We have a keypad dead bolt on the front door that has been slated for adaption to rfid for ages.  About 6 months ago we dismantled the lock and tapped the wiring to the solenoid.  The solenoid is tiny, it doesn’t open the lock, just engages the knob so human power can open the lock (hence you get 2 years on a 9V battery).  The tapping was tricky, we had to use wirewrap wire to pass the signal through the tiny wire channel from the outside of the door to the rear panel.  The lock has been functioning for 6 months with this tap in place so the job was successful.
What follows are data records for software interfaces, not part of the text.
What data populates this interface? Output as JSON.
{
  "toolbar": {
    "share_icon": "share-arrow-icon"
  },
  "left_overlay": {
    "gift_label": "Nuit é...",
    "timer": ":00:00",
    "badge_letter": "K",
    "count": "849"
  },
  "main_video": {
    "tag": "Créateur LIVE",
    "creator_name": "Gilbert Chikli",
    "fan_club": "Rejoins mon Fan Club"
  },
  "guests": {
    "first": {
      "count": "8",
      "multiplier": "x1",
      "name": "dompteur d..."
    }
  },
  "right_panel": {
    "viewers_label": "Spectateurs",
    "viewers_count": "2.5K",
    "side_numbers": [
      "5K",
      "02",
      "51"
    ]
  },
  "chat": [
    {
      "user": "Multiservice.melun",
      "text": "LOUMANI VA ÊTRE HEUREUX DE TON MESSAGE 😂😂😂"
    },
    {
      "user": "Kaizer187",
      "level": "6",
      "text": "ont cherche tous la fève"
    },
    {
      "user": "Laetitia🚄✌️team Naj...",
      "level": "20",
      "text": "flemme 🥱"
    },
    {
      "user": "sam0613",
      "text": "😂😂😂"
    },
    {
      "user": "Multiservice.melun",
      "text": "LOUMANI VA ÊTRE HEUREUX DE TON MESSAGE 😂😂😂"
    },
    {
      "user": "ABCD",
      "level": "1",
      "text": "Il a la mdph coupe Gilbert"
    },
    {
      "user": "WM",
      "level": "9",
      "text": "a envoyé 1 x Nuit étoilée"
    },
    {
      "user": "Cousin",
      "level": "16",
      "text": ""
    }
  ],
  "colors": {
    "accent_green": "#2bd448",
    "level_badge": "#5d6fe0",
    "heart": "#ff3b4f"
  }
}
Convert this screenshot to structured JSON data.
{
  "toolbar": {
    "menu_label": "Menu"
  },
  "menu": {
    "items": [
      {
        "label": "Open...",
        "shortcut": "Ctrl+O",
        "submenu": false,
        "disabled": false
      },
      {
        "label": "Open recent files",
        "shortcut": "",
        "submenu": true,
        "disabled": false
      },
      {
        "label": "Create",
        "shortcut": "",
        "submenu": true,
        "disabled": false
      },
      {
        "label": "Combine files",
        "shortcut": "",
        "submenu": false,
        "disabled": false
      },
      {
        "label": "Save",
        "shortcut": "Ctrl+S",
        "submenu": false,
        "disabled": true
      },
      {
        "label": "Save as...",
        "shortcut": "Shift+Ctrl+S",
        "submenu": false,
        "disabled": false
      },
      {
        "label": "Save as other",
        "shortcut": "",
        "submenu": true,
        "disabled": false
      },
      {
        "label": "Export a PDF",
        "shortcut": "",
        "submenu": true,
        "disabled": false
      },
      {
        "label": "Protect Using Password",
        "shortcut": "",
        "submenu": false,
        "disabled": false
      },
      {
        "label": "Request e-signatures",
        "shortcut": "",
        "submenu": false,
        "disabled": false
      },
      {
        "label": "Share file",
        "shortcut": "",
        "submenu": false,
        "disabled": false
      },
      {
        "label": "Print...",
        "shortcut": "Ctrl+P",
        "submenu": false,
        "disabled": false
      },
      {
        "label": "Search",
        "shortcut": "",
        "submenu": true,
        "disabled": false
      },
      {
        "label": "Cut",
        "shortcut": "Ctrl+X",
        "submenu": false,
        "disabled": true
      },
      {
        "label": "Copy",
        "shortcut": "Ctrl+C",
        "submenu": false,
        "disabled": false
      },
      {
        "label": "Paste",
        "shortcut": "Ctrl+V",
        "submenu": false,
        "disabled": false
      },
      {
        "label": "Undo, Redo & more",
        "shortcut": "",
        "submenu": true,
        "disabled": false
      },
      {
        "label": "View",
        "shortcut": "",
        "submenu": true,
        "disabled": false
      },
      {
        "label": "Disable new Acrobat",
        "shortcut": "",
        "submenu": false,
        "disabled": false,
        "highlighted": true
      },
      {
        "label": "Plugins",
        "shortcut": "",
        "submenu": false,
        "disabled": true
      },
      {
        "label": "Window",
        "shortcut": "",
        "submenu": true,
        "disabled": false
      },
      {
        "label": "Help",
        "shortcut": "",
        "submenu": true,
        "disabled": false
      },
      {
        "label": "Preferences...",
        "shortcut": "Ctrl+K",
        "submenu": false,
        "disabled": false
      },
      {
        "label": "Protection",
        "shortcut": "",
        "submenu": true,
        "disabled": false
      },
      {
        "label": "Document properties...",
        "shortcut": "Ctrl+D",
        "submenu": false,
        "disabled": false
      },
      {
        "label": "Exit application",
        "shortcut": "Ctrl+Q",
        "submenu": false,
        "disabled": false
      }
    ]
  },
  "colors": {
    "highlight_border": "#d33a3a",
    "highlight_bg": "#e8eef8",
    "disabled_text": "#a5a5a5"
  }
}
This weekend we finally put a scope on the wiring to the solenoid to characterise it so we can emulate the keypad electronics with an Arduino.  This scope trace shows the bolt being withdraw by the keypad electronics.  It applies 5V in one direction, waits about 10s for someone to unlock the door and then applies 5V in the other direction to disengage the knob from the bolt.  As the scope trace shows, it is 5V @ 100ms, easy to emulate.


The goal is for the powered down state to revert to keypad usage ie. we can give out keypad codes over the phone when the power/internet are out.  Here is the schematic of the shield we’ve built.  It turns out that the voltage applied is actually 5V but the rest of the original design is still appropriate.

Next week hopefully we’ll get the shield installed and wired up to the Pi managing the system.

Maker Faire 2014 – Soldering Workshop Kit Instructions

Thanks to everyone for another great Maker Faire this year.  We hope to see everyone there in 2015 for the big 5th year of the Vancouver Mini Maker Faire!

The VHS soldering workshop area was popular as always, especially thanks to the new line following robot kit this year (we sold out Sunday afternoon!).  We also had lots of people learning to solder the blinky LED badge kits

If you didn’t get a chance to build a kit this year, don’t worry, you can come to VHS on one of our open nights and use one of our soldering irons.  We have lots of the blinky badge kits leftover ($3), and we will have a few of the Line following robot kits ($20) available this evening as well.

Here are the instructions for the kits:
Line Following Robot Instructions
Blinky Instructions